2. That VUWSA calls on the New Zealand Government to actively oppose the war, and withdraw the frigate Te Mana from the Gulf
3. That VUWSA supports Peace Action Wellington in campaigning against the war
A couple of weeks earlier students marched from the Quad to Parliament and were joined at parliament by more protesters (many also students) to demonstrate outside the formal luncheon. This lunch was hosted by Clark and her Labour government for visiting Australian Prime Minister John Howard – whose government were sending troops to Iraq to support the war effort. This protest was where the now historic flag burning by Paul Hopkinson took place. Accompanying him was student Dougal McNeil who burned the Australian Flag. Also arrested that day was former Vic student Jared Philips who attempted to throw his lunch at John Howard’s car, just missing it due to incorrectly weighting said lunch.

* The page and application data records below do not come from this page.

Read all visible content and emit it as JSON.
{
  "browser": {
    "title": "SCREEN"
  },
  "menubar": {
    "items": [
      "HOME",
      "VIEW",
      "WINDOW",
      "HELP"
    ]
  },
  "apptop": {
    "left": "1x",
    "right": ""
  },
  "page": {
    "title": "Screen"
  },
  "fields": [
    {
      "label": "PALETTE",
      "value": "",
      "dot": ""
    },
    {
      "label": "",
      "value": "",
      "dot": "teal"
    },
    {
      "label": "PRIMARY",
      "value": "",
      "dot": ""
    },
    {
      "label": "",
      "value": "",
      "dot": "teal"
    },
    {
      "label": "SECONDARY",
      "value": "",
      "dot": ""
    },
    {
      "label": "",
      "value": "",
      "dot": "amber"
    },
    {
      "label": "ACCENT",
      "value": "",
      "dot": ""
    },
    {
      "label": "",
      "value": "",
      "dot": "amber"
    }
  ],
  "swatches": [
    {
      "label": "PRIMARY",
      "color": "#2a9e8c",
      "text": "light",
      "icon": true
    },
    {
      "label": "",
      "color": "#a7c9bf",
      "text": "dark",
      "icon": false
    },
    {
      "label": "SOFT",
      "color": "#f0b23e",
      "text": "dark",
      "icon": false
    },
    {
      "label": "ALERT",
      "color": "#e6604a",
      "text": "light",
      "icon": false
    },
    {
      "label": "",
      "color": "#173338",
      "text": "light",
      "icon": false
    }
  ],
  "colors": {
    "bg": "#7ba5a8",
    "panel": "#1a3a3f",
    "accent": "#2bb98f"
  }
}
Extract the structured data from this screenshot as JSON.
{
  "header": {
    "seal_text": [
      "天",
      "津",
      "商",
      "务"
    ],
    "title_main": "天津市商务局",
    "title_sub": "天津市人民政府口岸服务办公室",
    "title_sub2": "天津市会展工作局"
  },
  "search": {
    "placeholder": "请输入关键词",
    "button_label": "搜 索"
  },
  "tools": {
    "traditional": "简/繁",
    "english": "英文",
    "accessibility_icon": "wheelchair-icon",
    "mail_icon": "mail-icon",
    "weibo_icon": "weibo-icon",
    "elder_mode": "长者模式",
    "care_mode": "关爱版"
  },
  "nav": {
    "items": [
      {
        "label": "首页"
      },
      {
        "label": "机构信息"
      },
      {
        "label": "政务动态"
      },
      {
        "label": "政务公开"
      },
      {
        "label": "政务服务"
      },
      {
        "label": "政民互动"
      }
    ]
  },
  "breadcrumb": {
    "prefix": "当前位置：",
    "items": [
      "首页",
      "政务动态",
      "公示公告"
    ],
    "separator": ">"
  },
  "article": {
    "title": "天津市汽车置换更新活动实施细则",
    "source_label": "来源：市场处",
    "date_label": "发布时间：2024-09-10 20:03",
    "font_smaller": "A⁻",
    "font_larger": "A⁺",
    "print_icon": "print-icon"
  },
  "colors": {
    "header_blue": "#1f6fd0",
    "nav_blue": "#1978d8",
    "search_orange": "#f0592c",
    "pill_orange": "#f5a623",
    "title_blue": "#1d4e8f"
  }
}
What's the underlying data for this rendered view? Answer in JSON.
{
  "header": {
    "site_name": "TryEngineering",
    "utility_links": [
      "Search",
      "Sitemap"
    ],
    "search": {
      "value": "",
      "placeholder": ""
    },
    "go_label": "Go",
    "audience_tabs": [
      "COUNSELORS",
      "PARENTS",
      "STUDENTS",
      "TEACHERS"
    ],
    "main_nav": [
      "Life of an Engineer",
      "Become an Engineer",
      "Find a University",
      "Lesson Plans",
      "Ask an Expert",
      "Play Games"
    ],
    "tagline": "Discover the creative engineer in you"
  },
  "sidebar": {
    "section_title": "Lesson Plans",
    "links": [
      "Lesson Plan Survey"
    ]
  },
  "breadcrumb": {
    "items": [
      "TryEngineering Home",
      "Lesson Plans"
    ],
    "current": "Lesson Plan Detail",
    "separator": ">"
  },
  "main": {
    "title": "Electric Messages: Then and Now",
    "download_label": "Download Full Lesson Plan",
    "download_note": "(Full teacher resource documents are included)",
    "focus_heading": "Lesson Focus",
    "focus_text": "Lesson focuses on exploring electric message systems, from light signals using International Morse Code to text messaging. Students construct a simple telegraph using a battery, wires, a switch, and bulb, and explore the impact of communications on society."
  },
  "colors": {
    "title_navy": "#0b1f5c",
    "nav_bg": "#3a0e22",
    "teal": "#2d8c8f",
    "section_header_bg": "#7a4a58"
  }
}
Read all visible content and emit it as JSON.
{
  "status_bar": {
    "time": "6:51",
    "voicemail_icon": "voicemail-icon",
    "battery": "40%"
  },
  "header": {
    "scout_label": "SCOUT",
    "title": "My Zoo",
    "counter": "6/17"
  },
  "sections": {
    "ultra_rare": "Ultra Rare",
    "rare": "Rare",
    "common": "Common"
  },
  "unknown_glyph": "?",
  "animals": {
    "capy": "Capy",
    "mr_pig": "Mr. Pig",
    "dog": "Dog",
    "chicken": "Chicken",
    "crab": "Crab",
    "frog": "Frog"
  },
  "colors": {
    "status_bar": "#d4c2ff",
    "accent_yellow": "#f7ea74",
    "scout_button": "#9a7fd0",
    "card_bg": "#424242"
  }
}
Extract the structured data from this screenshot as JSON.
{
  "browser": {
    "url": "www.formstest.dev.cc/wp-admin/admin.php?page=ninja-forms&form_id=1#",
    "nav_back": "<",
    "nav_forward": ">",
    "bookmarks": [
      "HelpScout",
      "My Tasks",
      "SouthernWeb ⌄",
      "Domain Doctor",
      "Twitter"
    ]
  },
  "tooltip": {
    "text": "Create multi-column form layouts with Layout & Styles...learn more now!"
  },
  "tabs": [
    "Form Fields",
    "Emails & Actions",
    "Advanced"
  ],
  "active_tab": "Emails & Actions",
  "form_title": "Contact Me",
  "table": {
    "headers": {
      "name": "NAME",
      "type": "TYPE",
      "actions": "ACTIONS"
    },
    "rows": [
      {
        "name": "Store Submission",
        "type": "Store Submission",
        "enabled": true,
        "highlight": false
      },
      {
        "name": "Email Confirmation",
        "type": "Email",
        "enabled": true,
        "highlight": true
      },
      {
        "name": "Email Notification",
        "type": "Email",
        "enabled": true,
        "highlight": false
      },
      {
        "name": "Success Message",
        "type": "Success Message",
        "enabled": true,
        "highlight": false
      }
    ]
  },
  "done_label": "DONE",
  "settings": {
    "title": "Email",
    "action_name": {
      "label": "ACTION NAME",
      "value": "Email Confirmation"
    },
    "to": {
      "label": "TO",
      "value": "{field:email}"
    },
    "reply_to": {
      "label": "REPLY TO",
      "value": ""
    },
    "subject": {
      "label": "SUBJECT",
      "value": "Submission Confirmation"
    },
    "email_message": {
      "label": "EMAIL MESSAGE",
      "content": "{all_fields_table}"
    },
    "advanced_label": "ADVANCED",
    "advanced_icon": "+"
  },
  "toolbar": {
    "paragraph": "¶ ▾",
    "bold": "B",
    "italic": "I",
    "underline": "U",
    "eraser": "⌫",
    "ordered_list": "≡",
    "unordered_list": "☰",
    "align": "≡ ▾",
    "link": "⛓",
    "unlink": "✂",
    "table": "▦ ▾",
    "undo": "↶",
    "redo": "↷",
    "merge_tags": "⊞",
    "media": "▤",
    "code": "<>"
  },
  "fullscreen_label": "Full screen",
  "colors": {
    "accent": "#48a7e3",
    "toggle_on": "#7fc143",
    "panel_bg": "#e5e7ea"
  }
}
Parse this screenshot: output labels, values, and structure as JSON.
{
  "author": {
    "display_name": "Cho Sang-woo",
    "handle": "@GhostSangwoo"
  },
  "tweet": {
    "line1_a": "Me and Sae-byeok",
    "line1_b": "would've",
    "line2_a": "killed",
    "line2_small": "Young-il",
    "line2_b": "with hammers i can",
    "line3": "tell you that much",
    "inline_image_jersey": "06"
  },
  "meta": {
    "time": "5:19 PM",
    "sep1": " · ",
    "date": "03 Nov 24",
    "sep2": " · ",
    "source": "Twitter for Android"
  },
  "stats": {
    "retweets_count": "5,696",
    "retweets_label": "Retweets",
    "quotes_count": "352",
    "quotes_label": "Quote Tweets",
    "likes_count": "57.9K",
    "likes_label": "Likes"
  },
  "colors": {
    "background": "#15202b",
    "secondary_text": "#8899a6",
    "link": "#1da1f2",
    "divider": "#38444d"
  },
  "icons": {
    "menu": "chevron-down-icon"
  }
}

The anti-war movement at the start of 2003 was probably the most significant political movement in Wellington – and internationally – so far this century. About seven thousand people turned up to marches on February 15th and March 22nd. Peace Action Wellington (PAW) became a very radicalised and strong political force at the time of this anti-war struggle. Having come from pretty placid and not terribly effective beginnings, PAW helped politicise a whole groups of people – many of whom went on to become active, in student politics or other similar political activity. Wellington’s anti-war group become the most active in New Zealand with Wellington getting similar numbers at protests to Auckland and much more than in Christchurch (a city of similar size). PAW took a stronger line on the NZ government, who while claiming not to support the invasion had sent a frigate to the Gulf to support the US and British troops in the region.
The politicising effect of the anti war movement on VUWSA was considerable. We had a core group of people involved who became active in many other campaigns. The main example for campus was the 2003 fee setting campaign where we occupied the Hunter Building three times in one week. That same year we started up the Student Representative Council (SRC) meetings, which that year usually got quorum. Whether people were for or against the war, it got people debating political issues and thinking more critically about the world they lived in.
A year later, Peace Action Wellington and the anti-war movement in Wellington had pretty much died off. This was partially due to external factors like the so-called fall of Baghdad, and the end of the initial stage of the war. In early 2003 activists were trying to stop the war and the occupation, by 2004 the occupation had happened so people felt less empowered. But there were also factors within the anti-war movement in Wellington which affected the movement. Many of the activists in PAW also became active in other causes such as the homeless by-law, the GE movement, animal rights and lots of other worthy causes. Inevitably this caused burn out. But also it lead to a change in focus from an outward one of trying to get people in, to an inward looking one, where activists end up only talking to each other and not the wider public. It’s easy to do this in any political work, especially when a core group work together for awhile. Also quite silly stuff began to happen. One meeting it was declared that all PAW events had to be vegan, causing an uproar as many felt this wasn’t being inclusive.
Overall the contribution of PAW and the anti war movement was a positive one I feel. The problems and lessons learnt in the 2002 – 2004 anti-war movement were similar to that found in many other political movement, including student politics. It’s important to know both the good and bad of what happened for future political movements, and campaigns.
I guess the point I’m making is that turning up to things like this weeks’ IGM can make a real difference. Come along and get involved.